Start of Block

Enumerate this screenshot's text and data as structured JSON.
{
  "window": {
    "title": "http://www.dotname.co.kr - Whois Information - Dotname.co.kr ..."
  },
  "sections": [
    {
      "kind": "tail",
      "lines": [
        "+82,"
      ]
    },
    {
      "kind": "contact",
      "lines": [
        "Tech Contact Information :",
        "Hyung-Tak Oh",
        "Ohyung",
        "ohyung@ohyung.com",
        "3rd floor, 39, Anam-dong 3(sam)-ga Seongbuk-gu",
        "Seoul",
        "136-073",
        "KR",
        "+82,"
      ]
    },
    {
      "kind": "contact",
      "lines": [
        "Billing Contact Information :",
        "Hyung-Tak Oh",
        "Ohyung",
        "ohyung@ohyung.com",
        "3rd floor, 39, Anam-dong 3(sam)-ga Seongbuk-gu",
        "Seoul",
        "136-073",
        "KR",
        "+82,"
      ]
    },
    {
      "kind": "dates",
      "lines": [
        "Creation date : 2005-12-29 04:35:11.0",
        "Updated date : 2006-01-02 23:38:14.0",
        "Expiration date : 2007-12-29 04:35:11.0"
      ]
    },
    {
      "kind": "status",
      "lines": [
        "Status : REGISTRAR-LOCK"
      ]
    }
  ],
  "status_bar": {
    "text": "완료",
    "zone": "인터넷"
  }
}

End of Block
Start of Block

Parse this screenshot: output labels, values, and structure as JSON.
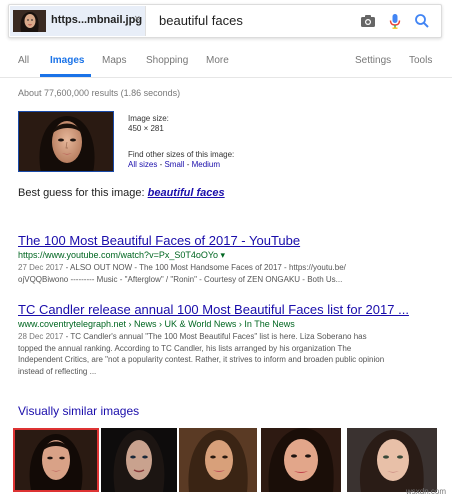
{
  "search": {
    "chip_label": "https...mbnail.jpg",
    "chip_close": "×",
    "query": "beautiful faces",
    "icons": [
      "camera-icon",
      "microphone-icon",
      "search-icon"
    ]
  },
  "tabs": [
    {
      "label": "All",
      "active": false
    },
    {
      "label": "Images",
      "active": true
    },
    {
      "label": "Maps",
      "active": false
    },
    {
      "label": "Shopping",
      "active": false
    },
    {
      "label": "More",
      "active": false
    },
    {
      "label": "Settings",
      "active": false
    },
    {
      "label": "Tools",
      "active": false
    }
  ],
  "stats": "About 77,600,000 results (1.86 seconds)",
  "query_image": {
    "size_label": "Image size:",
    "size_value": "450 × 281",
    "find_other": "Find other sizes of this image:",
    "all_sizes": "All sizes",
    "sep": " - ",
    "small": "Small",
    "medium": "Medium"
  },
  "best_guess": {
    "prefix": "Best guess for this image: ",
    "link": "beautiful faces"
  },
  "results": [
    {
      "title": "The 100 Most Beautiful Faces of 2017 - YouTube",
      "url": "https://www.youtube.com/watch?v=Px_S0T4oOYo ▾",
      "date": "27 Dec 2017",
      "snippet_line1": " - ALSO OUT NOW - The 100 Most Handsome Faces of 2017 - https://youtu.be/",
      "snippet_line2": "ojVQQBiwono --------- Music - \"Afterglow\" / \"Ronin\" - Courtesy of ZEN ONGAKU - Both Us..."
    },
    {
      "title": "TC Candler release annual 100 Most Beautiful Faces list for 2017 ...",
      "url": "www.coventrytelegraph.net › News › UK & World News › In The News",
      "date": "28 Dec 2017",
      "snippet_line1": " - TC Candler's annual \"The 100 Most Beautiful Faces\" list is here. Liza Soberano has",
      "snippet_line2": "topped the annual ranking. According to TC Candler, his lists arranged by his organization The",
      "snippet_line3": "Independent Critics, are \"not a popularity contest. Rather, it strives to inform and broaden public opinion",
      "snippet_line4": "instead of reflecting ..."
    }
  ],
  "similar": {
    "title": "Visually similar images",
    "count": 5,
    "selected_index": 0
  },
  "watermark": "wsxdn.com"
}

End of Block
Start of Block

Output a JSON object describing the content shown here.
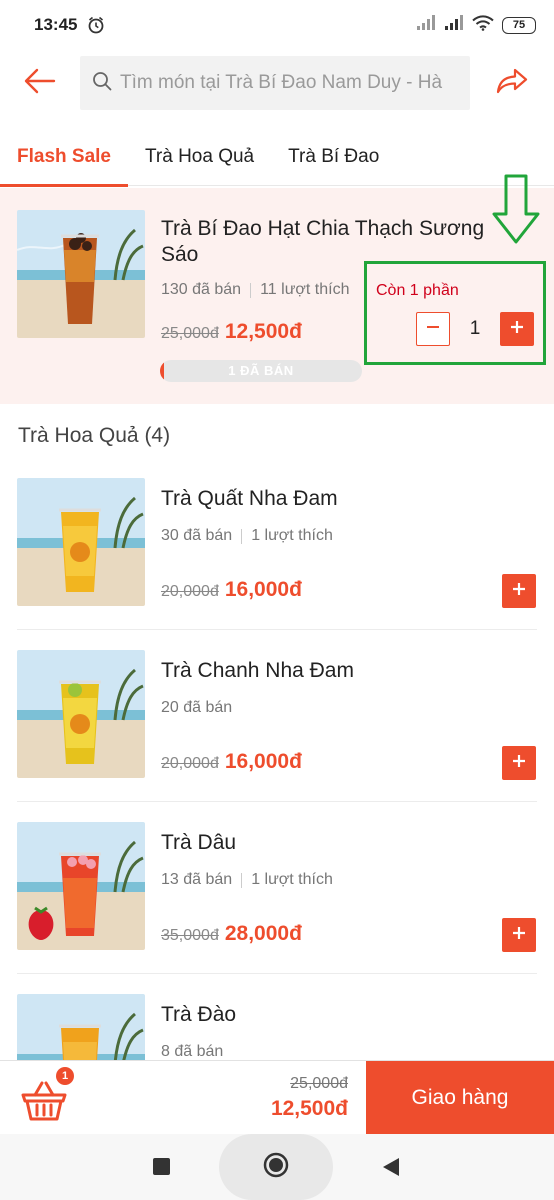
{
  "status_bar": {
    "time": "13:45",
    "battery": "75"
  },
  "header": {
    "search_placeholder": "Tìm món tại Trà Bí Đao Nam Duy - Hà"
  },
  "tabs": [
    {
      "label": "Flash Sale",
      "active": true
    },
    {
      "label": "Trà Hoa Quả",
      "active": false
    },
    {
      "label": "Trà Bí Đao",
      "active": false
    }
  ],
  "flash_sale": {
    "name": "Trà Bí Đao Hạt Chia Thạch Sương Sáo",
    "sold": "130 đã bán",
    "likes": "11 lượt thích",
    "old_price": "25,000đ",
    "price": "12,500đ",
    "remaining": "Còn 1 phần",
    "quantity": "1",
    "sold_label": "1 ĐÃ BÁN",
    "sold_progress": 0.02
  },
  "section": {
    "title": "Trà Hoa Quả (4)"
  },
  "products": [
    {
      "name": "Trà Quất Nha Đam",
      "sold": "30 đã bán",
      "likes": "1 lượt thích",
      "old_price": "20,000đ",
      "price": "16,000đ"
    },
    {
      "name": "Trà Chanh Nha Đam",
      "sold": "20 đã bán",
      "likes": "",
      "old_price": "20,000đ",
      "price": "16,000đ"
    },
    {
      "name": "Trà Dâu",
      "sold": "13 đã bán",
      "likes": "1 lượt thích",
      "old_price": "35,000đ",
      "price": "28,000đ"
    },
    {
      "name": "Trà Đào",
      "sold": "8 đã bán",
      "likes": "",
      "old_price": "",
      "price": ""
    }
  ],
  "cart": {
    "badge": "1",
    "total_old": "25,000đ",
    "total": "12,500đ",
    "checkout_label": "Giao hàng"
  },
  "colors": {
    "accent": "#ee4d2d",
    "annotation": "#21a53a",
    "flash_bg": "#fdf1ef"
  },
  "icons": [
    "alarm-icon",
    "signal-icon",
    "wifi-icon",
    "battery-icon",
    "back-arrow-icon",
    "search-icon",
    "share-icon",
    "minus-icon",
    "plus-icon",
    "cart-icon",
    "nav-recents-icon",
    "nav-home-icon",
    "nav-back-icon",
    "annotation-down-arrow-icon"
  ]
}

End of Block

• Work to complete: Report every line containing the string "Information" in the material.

• Output of the task:
    "title": "http://www.dotname.co.kr - Whois Information - Dotname.co.kr ..."
        "Tech Contact Information :",
        "Billing Contact Information :",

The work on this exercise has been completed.